Mauriac (Cantal)

Basilique Notre Dame des Miracles

Corbel of a beast (somewhere between a bear and a dog) in an Ouroboros-position of auto-fellatio.

photo by Tina Negus

Might this be related to the enigmatic image of the column-swallower ?

Compare with a more florid self-fellating beast at Chauvigny (Vienne)...

...with a human self-fellater at Maillezais (Deux-Sèvres)...

...and with the acrobat at Lussac-et-Nontronneau (Dordogne).

Might the evil Ourobolos not be the source of the contumely visited upon acrobats
- as acting, like homosexuals, 'against nature' - in Romanesque times ?


A classic serpentine Ouroboros, solarised from the illustration in an alchemical tract entitled Synosius (1478)
by Theodoros Pelekanos.

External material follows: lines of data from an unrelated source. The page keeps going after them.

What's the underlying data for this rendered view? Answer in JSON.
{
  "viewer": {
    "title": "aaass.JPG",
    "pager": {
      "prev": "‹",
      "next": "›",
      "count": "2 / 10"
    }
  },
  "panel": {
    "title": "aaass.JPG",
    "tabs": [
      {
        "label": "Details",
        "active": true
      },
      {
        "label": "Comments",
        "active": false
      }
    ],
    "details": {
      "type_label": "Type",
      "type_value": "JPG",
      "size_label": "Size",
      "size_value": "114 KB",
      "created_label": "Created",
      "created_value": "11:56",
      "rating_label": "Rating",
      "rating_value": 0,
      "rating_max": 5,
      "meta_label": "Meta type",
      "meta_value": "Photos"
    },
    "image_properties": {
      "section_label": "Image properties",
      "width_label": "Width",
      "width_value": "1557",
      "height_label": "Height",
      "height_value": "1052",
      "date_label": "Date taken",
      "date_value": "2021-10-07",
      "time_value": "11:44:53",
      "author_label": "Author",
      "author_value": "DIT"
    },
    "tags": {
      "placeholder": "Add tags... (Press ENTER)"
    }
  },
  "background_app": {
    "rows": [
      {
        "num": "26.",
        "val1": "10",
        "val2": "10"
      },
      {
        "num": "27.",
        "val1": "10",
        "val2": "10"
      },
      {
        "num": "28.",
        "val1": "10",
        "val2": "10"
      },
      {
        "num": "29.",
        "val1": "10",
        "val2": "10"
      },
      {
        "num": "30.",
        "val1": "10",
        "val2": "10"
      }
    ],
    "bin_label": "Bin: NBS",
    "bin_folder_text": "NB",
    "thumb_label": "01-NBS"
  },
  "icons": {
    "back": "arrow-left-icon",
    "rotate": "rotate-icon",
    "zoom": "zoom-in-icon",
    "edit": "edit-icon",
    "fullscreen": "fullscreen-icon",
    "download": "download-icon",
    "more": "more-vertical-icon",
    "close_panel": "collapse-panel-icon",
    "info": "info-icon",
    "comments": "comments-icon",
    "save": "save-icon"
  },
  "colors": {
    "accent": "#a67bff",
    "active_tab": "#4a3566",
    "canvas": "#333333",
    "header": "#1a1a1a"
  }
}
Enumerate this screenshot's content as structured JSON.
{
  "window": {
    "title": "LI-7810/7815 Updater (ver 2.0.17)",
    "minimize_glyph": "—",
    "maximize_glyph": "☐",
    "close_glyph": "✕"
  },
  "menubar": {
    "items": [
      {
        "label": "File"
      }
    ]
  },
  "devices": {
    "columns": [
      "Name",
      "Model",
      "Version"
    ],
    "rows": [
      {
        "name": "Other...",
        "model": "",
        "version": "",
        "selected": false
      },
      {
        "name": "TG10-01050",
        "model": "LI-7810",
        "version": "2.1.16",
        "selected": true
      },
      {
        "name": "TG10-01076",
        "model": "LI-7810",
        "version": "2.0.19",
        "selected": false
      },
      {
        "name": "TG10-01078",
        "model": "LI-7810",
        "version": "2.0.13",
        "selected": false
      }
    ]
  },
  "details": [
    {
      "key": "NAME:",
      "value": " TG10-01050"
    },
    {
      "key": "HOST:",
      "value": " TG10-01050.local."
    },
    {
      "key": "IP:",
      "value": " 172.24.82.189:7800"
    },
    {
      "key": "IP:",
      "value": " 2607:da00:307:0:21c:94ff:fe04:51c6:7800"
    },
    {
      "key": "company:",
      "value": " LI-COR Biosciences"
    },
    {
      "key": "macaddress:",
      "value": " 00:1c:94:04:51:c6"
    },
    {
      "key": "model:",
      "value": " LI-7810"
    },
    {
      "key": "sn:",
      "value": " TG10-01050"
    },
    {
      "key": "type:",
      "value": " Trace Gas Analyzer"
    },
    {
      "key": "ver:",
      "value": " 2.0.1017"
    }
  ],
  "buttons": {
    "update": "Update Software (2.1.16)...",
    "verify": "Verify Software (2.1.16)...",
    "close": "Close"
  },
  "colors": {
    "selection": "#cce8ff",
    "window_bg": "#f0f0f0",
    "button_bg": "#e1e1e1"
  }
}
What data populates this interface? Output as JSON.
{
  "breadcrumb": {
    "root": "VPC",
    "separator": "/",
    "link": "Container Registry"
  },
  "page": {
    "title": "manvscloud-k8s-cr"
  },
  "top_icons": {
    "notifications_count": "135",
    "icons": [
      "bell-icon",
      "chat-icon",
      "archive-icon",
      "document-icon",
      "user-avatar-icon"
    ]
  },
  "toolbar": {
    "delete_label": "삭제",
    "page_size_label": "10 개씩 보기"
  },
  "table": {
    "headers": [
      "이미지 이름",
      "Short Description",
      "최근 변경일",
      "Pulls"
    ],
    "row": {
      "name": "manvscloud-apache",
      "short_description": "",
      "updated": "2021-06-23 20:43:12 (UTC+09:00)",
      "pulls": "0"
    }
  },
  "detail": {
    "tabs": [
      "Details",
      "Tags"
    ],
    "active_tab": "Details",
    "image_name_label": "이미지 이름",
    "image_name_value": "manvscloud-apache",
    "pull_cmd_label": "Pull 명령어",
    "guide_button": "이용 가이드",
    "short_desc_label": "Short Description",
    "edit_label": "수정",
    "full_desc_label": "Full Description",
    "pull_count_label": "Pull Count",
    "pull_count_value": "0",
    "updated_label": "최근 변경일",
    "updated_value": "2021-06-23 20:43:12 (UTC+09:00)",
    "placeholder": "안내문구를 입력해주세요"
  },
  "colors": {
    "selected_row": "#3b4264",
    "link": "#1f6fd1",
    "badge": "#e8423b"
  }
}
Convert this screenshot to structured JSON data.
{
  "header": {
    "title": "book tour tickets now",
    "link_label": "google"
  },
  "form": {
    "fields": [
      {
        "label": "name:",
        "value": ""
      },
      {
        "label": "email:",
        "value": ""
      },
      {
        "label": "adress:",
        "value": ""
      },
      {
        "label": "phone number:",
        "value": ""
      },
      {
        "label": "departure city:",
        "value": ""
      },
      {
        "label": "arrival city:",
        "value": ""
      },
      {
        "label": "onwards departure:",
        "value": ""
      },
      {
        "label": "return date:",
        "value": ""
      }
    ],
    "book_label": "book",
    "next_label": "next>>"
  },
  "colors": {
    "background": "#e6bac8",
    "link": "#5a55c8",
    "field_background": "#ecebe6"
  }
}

It seems to me that the origin of the Ourobolos idea/image was the paradisal fantasy of male sexual fulfilment
and sexual regeneration through auto-fellatio.

The Christian mythological view of the serpent would, in any case, make it an image of carnal sin.

In his Timæus, Plato described a self-sucking, circular being as the first living thing in the universe -
an immortal, primordial, perfectly independent being.

"The living being had no need of eyes when there was nothing remaining outside him to be seen;
nor of ears when there was nothing to be heard; and there was no surrounding atmosphere to be breathed;
nor would there have been any use of organs by the help of which he might receive his food
or get rid of what he had already digested, since there was nothing which went from him or came into him: for there was nothing beside him.

Of design he was created thus, his own waste providing his own food, and all that he did or suffered taking place in and by himself.
For the Creator conceived that a being which was self-sufficient would be far more excellent than one which lacked anything;
and, as he had no need to take anything or defend himself against any one,
the Creator did not think it necessary to bestow upon him hands: nor had he any need of feet,
nor of the whole apparatus of walking; but the movement suited to his circular form was assigned to him,
being of all the seven that which is most appropriate to mind and intelligence;
and he was made to move in the same manner and on the same spot, within his own limits revolving in a circle.

All the other six motions were taken away from him, and he was made not to partake of their deviations.
And as this circular movement required no feet, the Universe was created without legs and without feet."


A pair of males ?


These eight pictures of corbels at Mauriac
were taken in 2007 by
Jacques Martin.

Other churches in the départment of the Cantal have similar corbels, notably
Anglards de Salers...

photograph by Tina Negus





and Saignes (almost all photographed by Jacques Martin).

A simian exhibitionist in the same département, however, seems to have been carved by an entirely different team or 'school'.